L. Hunter Lovins
In a world beset with woes, people hunger for a sense of who they are, where they belong and what they believe in.
Sixty million refugees are on the move, climate chaos is upon us, and the global economy teeters. Demagogues call for the worst in us, and find fertile ground in a political alienation that allows a flight to easy answers and loss of liberty in pursuit of stability.
Our economic narrative extols competition, perfect markets and unfettered growth in a world in which the rugged individual is seen as the only legitimate economic actor. The result is huge inequality in which 62 individuals have as much wealth as the bottom 3.5 billion. Too big to fail crushes local self-determination.
Humanity has exceeded the planetary boundaries, yet we fail to deliver the basic standard of living needed to ensure human dignity for all people. As many of 30% of young people fear that they don’t have a future, and teen suicide is at record numbers.

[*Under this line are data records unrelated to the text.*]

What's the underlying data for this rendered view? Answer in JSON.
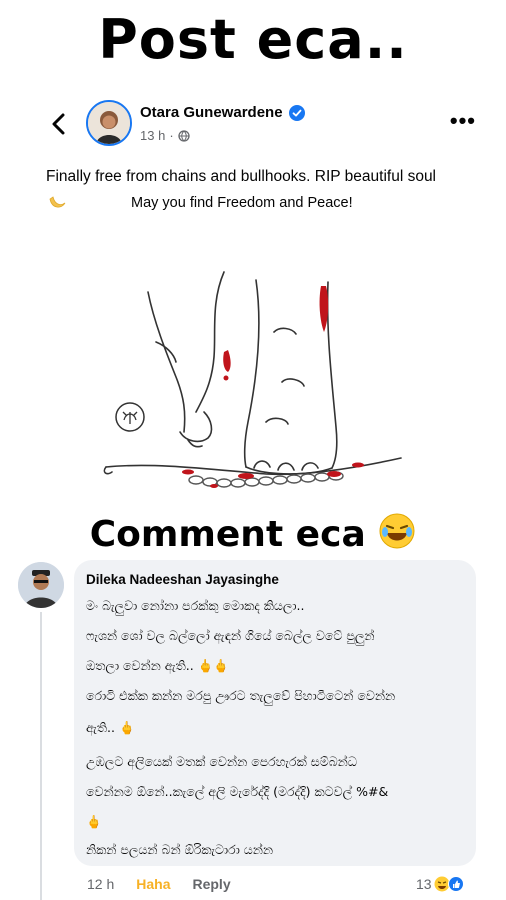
{
  "banners": {
    "top": "Post eca..",
    "bottom": "Comment eca"
  },
  "post": {
    "author": "Otara Gunewardene",
    "time": "13 h",
    "more": "•••",
    "caption_line1": "Finally free from chains and bullhooks. RIP beautiful soul",
    "caption_line2": "May you find Freedom and Peace!"
  },
  "comment": {
    "author": "Dileka Nadeeshan Jayasinghe",
    "lines": [
      "මං බැලුවා නෝනා පරක්කු මොකද කියලා..",
      "ෆැශන් ශෝ වල බල්ලෝ ඇඳන් ගියේ බෙල්ල වටේ පුලුන්",
      "ඔතලා වෙන්න ඇති..",
      "රොටි එක්ක කන්න මරපු ඌරට තැලුවේ පිහාටීටෙන් වෙන්න",
      "ඇති..",
      "උඹලට අලියෙක් මතක් වෙන්න පෙරහැරක් සම්බන්ධ",
      "වෙන්නම ඕනේ..කැලේ අලි මැරේද්දි (මරද්දි) කටවල් %#&",
      "",
      "නිකන් පලයන් බන් ඕරිකැටාරා යන්න"
    ],
    "time": "12 h",
    "haha": "Haha",
    "reply": "Reply",
    "reactions": "13"
  },
  "icons": {
    "back": "chevron-left-icon",
    "verified": "verified-badge-icon",
    "globe": "public-globe-icon",
    "moon": "crescent-moon-icon",
    "laugh": "laughing-emoji-icon",
    "like": "like-reaction-icon",
    "middle_finger": "middle-finger-emoji-icon"
  },
  "colors": {
    "facebook_blue": "#1877f2",
    "blood": "#c0141b",
    "haha": "#f7b125"
  }
}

Millions of people reportedly hate their jobs. The annual Gallup Healthways survey of worker satisfaction warns that more people are more unhappy than at any time measured, driving a disengagement at work that is costing the U.S. $400 billion in lost productivity annually.
To compensate, as Dana Meadows put it, we seek to meet non-material needs with material things.
And we grow lonelier.